--- TASK PROMPT ---
Among the lines of the records below, copy those that hold the word "name".

--- GIVEN RECORDS ---
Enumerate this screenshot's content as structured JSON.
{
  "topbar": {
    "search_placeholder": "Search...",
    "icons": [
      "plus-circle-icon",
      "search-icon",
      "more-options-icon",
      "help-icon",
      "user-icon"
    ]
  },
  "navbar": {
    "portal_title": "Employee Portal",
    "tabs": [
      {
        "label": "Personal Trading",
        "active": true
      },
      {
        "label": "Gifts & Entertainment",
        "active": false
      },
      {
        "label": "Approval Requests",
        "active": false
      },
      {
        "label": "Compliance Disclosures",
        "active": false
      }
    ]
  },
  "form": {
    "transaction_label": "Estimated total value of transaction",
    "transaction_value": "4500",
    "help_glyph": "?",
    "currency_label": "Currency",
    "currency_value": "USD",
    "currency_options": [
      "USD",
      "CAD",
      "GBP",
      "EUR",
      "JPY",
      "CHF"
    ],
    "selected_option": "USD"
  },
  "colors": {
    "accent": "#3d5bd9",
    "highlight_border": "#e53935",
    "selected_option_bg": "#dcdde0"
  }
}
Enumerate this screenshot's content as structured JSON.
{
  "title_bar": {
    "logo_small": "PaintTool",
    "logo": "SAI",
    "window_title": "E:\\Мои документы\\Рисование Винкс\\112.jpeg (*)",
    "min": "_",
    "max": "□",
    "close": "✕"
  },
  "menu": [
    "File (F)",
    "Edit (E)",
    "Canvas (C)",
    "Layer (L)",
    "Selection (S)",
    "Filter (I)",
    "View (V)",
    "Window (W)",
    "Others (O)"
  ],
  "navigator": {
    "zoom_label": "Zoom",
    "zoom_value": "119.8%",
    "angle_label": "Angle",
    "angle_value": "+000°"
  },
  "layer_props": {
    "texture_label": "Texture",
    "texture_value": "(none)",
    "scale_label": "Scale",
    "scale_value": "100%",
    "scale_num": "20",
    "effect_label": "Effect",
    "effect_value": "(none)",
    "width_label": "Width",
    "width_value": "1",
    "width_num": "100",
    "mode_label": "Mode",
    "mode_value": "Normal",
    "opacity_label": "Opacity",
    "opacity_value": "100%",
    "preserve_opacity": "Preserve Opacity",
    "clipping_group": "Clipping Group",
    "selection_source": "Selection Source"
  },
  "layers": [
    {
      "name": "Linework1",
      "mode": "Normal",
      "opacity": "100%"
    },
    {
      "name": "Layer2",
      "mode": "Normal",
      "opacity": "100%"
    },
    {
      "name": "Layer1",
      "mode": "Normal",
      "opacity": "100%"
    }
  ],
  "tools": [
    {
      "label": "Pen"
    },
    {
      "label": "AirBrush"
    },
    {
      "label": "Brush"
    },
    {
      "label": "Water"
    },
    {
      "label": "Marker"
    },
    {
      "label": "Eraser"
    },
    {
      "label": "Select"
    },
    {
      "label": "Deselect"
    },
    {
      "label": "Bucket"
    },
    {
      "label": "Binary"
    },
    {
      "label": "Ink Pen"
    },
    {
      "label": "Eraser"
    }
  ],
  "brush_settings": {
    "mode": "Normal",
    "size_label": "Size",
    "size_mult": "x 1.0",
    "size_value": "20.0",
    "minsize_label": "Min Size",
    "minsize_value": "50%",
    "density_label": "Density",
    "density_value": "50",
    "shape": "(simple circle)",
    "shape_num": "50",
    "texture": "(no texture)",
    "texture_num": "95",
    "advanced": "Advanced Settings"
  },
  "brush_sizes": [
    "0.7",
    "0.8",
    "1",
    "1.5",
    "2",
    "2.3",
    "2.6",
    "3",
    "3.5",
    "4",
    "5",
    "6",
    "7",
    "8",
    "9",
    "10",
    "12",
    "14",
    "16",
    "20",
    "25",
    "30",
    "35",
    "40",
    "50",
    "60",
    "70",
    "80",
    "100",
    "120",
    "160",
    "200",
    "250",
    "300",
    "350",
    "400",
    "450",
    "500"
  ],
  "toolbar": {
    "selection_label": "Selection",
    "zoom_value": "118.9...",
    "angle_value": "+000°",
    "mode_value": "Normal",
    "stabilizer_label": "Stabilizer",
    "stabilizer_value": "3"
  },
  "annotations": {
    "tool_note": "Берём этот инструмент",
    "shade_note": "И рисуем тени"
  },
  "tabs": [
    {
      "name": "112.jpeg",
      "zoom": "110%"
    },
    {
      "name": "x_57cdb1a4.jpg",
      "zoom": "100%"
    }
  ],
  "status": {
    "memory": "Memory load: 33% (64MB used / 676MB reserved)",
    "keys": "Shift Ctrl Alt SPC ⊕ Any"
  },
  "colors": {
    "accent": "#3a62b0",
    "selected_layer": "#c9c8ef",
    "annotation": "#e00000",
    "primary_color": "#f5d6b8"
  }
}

--- FINISHED TASK ---
      "name": "Linework1",
      "name": "Layer2",
      "name": "Layer1",
      "name": "112.jpeg",
      "name": "x_57cdb1a4.jpg",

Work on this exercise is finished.